Turnpike’s tolls. Kasich’s recommendations, which must be approved by
the state’s Transportation Review Advisory Council, add up to $107.7
million in state funds.
State Rep. Peter Beck, a Mason Republican who’s facing 16 felony charges of fraud, won’t resign his seat.
Twenty-eight people have applied to become Cincinnati’s next police chief.
With a recent uptick in violence, many have called on the city to
expedite the process of replacing James Craig, the former police chief
who left for Detroit earlier in the year.Despite rising interest rates, Cincinnati-area home sales in June continued their strong trend up.
For-profit entities are opening more online schools in Ohio, with the process set by state legislators to shut out public educators. A previous investigation by CityBeat found online schools tend to do worse and cost more than their peers.
The city administration and social media network Nextdoor are partnering up
to better link Cincinnati’s neighborhoods with the local government.
The network will provide a free website for each of the city’s
neighborhoods, which the city says will allow residents to “to get to
know their neighbors, ask questions and exchange local advice and
recommendations.” City officials plan to use the websites to regularly
reach out to local citizens.
Computer software from the Massachusetts Institute of Technology could make the Internet three times faster.
0 Comments · Wednesday, November 26, 2008
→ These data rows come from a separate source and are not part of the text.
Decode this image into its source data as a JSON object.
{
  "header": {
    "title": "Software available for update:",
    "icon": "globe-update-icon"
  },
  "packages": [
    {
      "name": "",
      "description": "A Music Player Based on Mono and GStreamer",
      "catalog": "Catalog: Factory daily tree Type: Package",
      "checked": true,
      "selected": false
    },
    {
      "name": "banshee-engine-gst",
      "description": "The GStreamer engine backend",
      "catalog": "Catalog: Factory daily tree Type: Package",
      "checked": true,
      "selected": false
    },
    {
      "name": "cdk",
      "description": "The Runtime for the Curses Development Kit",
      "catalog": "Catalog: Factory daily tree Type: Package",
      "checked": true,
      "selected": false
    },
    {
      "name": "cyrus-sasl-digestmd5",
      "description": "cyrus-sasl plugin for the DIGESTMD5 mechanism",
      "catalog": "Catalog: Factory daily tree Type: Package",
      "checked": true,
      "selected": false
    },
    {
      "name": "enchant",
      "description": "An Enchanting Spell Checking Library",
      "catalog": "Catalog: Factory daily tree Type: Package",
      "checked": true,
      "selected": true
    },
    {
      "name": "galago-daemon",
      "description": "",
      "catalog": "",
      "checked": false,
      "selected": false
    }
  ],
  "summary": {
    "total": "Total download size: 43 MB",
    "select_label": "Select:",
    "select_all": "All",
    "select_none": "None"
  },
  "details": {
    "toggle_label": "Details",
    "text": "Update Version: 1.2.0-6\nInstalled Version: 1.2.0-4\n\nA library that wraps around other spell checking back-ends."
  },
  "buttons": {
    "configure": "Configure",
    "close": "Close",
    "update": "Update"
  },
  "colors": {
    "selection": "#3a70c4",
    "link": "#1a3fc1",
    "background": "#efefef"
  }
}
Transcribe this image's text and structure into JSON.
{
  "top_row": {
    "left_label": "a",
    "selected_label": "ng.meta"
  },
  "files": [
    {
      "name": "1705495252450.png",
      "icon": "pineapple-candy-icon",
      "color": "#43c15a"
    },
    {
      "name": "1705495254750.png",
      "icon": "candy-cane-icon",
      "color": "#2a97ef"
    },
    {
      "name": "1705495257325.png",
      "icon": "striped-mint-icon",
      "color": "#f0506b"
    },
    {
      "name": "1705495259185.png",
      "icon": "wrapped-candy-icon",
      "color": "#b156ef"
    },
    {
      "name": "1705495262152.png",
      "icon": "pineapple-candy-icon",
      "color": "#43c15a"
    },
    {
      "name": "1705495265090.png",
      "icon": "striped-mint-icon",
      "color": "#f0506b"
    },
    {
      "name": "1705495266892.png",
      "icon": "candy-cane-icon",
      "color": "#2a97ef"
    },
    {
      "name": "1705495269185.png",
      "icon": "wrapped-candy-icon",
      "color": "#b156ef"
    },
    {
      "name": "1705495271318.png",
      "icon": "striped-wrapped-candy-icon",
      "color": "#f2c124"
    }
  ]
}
Just like a binging consumer who continues using credit cards to buy new items while making only minimum payments on the bills, Cincinnati officials now face the harsh reality of a financial problem they've tried to ignore for the past decade: properly funding the troubled pension fund for retired city employees.